Economic Forecasts

According to S&P Global Market Intelligence’s latest forecast, the UK economy will expand in 2023 by 0.3%, an unchanged estimate from the previous Bellwether report.

However, the IPA said it has downwardly revised its growth forecast for 2024 to -0.1%, from 0.4% previously.

The 2023-24 growth outlook is lackluster as the full impact of the Bank of England’s interest rates rises has yet to materialise and inflationary pressures remain elevated.

The industry body said it actually expects the UK economy to endure a ‘shallow recession’ over this period.
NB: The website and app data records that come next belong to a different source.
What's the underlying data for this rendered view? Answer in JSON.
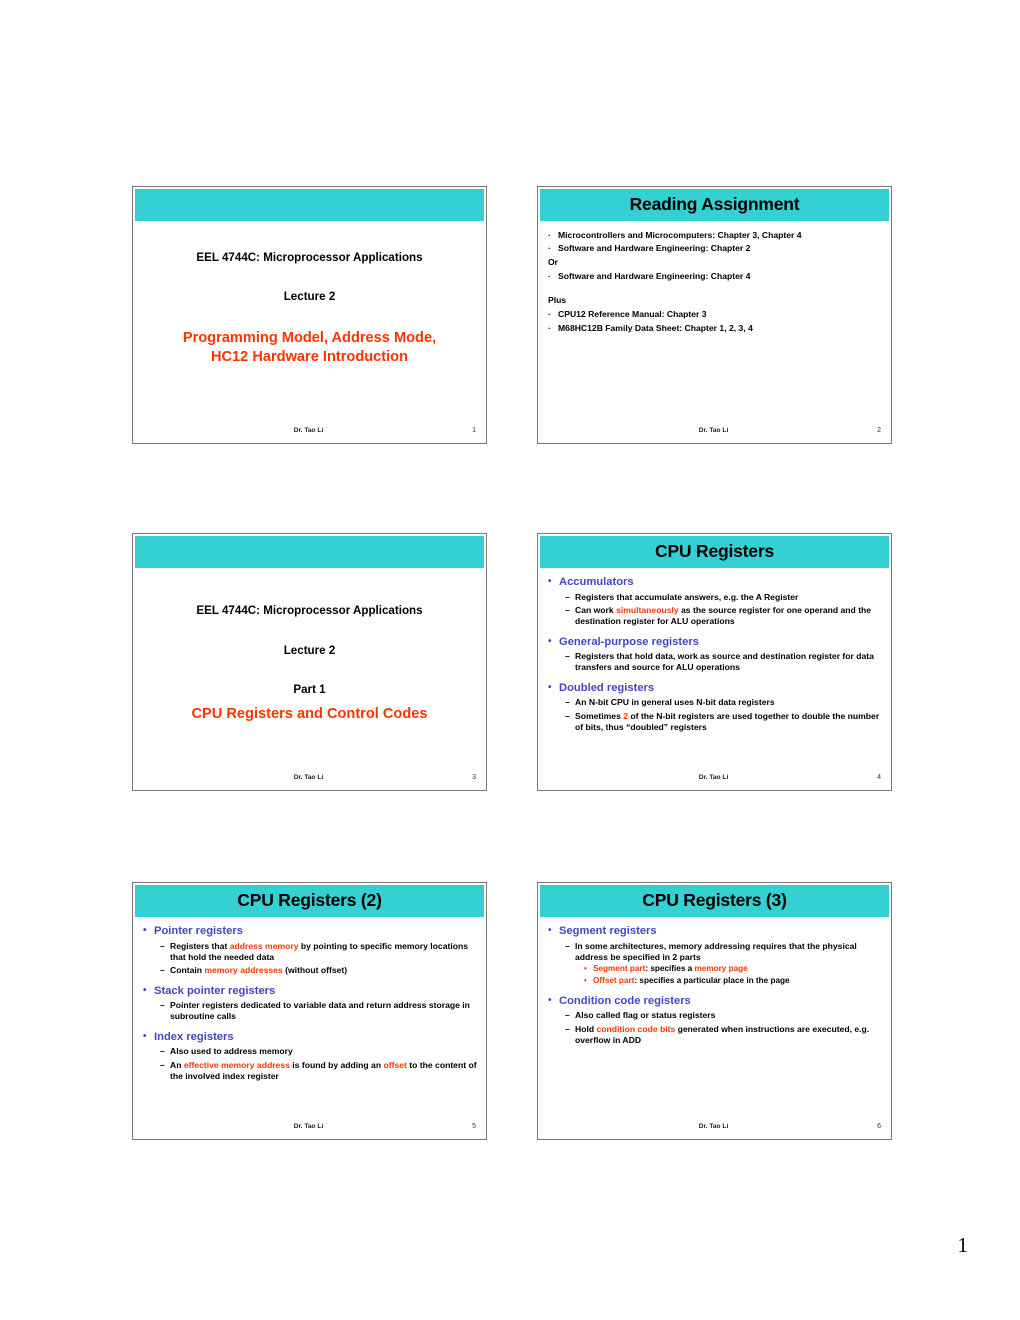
{
  "document": {
    "sheet_page_number": "1",
    "author_footer": "Dr. Tao Li",
    "colors": {
      "band": "#35d0d4",
      "heading": "#4545c4",
      "accent": "#ff3300"
    }
  },
  "slides": [
    {
      "kind": "title",
      "number": "1",
      "course": "EEL 4744C: Microprocessor Applications",
      "lecture": "Lecture 2",
      "topic_line1": "Programming Model, Address Mode,",
      "topic_line2": "HC12 Hardware Introduction",
      "footer_author": "Dr. Tao Li"
    },
    {
      "kind": "content",
      "number": "2",
      "title": "Reading Assignment",
      "footer_author": "Dr. Tao Li",
      "items": [
        {
          "level": "bullet",
          "bullet": "·",
          "text": "Microcontrollers and Microcomputers: Chapter 3, Chapter 4"
        },
        {
          "level": "bullet",
          "bullet": "·",
          "text": "Software and Hardware Engineering: Chapter 2"
        },
        {
          "level": "word",
          "text": "Or"
        },
        {
          "level": "bullet",
          "bullet": "·",
          "text": "Software and Hardware Engineering: Chapter 4"
        },
        {
          "level": "gap"
        },
        {
          "level": "word",
          "text": "Plus"
        },
        {
          "level": "bullet",
          "bullet": "·",
          "text": "CPU12 Reference Manual: Chapter 3"
        },
        {
          "level": "bullet",
          "bullet": "·",
          "text": "M68HC12B Family Data Sheet: Chapter 1, 2, 3, 4"
        }
      ]
    },
    {
      "kind": "title",
      "number": "3",
      "course": "EEL 4744C: Microprocessor Applications",
      "lecture": "Lecture 2",
      "part": "Part 1",
      "topic_line1": "CPU Registers and Control Codes",
      "footer_author": "Dr. Tao Li"
    },
    {
      "kind": "content",
      "number": "4",
      "title": "CPU Registers",
      "footer_author": "Dr. Tao Li",
      "items": [
        {
          "level": "1",
          "bullet": "•",
          "text": "Accumulators"
        },
        {
          "level": "2",
          "bullet": "–",
          "runs": [
            {
              "t": "Registers that accumulate answers, e.g. the A Register"
            }
          ]
        },
        {
          "level": "2",
          "bullet": "–",
          "runs": [
            {
              "t": "Can work "
            },
            {
              "t": "simultaneously",
              "c": "red"
            },
            {
              "t": " as the source register for one operand and the destination register for ALU operations"
            }
          ]
        },
        {
          "level": "1",
          "bullet": "•",
          "text": "General-purpose registers"
        },
        {
          "level": "2",
          "bullet": "–",
          "runs": [
            {
              "t": "Registers that hold data, work as source and destination register for data transfers and source for ALU operations"
            }
          ]
        },
        {
          "level": "1",
          "bullet": "•",
          "text": "Doubled registers"
        },
        {
          "level": "2",
          "bullet": "–",
          "runs": [
            {
              "t": "An N-bit CPU in general uses N-bit data registers"
            }
          ]
        },
        {
          "level": "2",
          "bullet": "–",
          "runs": [
            {
              "t": "Sometimes "
            },
            {
              "t": "2",
              "c": "red"
            },
            {
              "t": " of the N-bit registers are used together to double the number of bits, thus “doubled” registers"
            }
          ]
        }
      ]
    },
    {
      "kind": "content",
      "number": "5",
      "title": "CPU Registers (2)",
      "footer_author": "Dr. Tao Li",
      "items": [
        {
          "level": "1",
          "bullet": "•",
          "text": "Pointer registers"
        },
        {
          "level": "2",
          "bullet": "–",
          "runs": [
            {
              "t": "Registers that "
            },
            {
              "t": "address memory",
              "c": "red"
            },
            {
              "t": " by pointing to specific memory locations that hold the needed data"
            }
          ]
        },
        {
          "level": "2",
          "bullet": "–",
          "runs": [
            {
              "t": "Contain "
            },
            {
              "t": "memory addresses",
              "c": "red"
            },
            {
              "t": " (without offset)"
            }
          ]
        },
        {
          "level": "1",
          "bullet": "•",
          "text": "Stack pointer registers"
        },
        {
          "level": "2",
          "bullet": "–",
          "runs": [
            {
              "t": "Pointer registers dedicated to variable data and return address storage in subroutine calls"
            }
          ]
        },
        {
          "level": "1",
          "bullet": "•",
          "text": "Index registers"
        },
        {
          "level": "2",
          "bullet": "–",
          "runs": [
            {
              "t": "Also used to address memory"
            }
          ]
        },
        {
          "level": "2",
          "bullet": "–",
          "runs": [
            {
              "t": "An "
            },
            {
              "t": "effective memory address",
              "c": "red"
            },
            {
              "t": " is found by adding an "
            },
            {
              "t": "offset",
              "c": "red"
            },
            {
              "t": " to the content of the involved index register"
            }
          ]
        }
      ]
    },
    {
      "kind": "content",
      "number": "6",
      "title": "CPU Registers (3)",
      "footer_author": "Dr. Tao Li",
      "items": [
        {
          "level": "1",
          "bullet": "•",
          "text": "Segment registers"
        },
        {
          "level": "2",
          "bullet": "–",
          "runs": [
            {
              "t": "In some architectures, memory addressing requires that the physical address be specified in 2 parts"
            }
          ]
        },
        {
          "level": "3",
          "bullet": "•",
          "runs": [
            {
              "t": "Segment part",
              "c": "red"
            },
            {
              "t": ": specifies a "
            },
            {
              "t": "memory page",
              "c": "red"
            }
          ]
        },
        {
          "level": "3",
          "bullet": "•",
          "runs": [
            {
              "t": "Offset part",
              "c": "red"
            },
            {
              "t": ": specifies a particular place in the page"
            }
          ]
        },
        {
          "level": "1",
          "bullet": "•",
          "text": "Condition code registers"
        },
        {
          "level": "2",
          "bullet": "–",
          "runs": [
            {
              "t": "Also called flag or status registers"
            }
          ]
        },
        {
          "level": "2",
          "bullet": "–",
          "runs": [
            {
              "t": "Hold "
            },
            {
              "t": "condition code bits",
              "c": "red"
            },
            {
              "t": " generated when instructions are executed, e.g. overflow in ADD"
            }
          ]
        }
      ]
    }
  ]
}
Subsequently, the IPA anticipate contractions in adspend of -0.6% and -0.4% in 2023 and 2024 respectively.

It won’t be until 2025 that we adspend will grow again in real terms, according to our October forecast, where it sees a modest recovery of 1.3% in annual growth terms as the UK economy picks up.

“We are currently predicting GDP growth of 0.9% in 2025, with a further improvement in 2026 as economic growth strengthens to 1.4% on a year-on-year basis,” the IPA wrote in its report, adding that, for 2026 and beyond, “we anticipate annual adspend growth accelerating back to a solid trend of 2.0%.”

Commenting on the latest survey results, Paul Bainsfair, IPA Director General, said: “Against a backdrop of economic stagnation and ongoing elevated levels of inflation in the UK, coupled with increasing global geopolitical volatility, the trading environment for companies is unquestionably tough.

“But instead of seeing a re-run of last quarter’s slightly concerning results where companies revised up their short-term sales promotional activity to record amounts while reducing their main media spend, this time we are buoyed to see a more considered, reverse state of affairs.

“This quarter, those companies that can are heeding the evidence that in general, investing more in main media will help to steady them through the uncertain times and help to ensure the longer-term health and profitability of their brands.

“Crucially, they – alongside the many investment analysts we have also recently surveyed – are recognising that marketing spend is indeed an investment not a cost.”

Joe Hayes, Principal Economist at S&P Global Market Intelligence, added: “As storm clouds gather over the UK economy, it’s encouraging to see total marketing budgets hold firm in expansion territory.

“We saw last quarter that firms had become concerned by persistence of the cost-of-living crisis, which drove a record rise in sales promotions spending.

“In the latest quarter, however, firms have gone back to brand-building, with anecdotal evidence suggesting that this move has been made both defensively and offensively.

“With demand conditions coming under pressure, companies will have to position themselves strongly to stand out from their competitors.”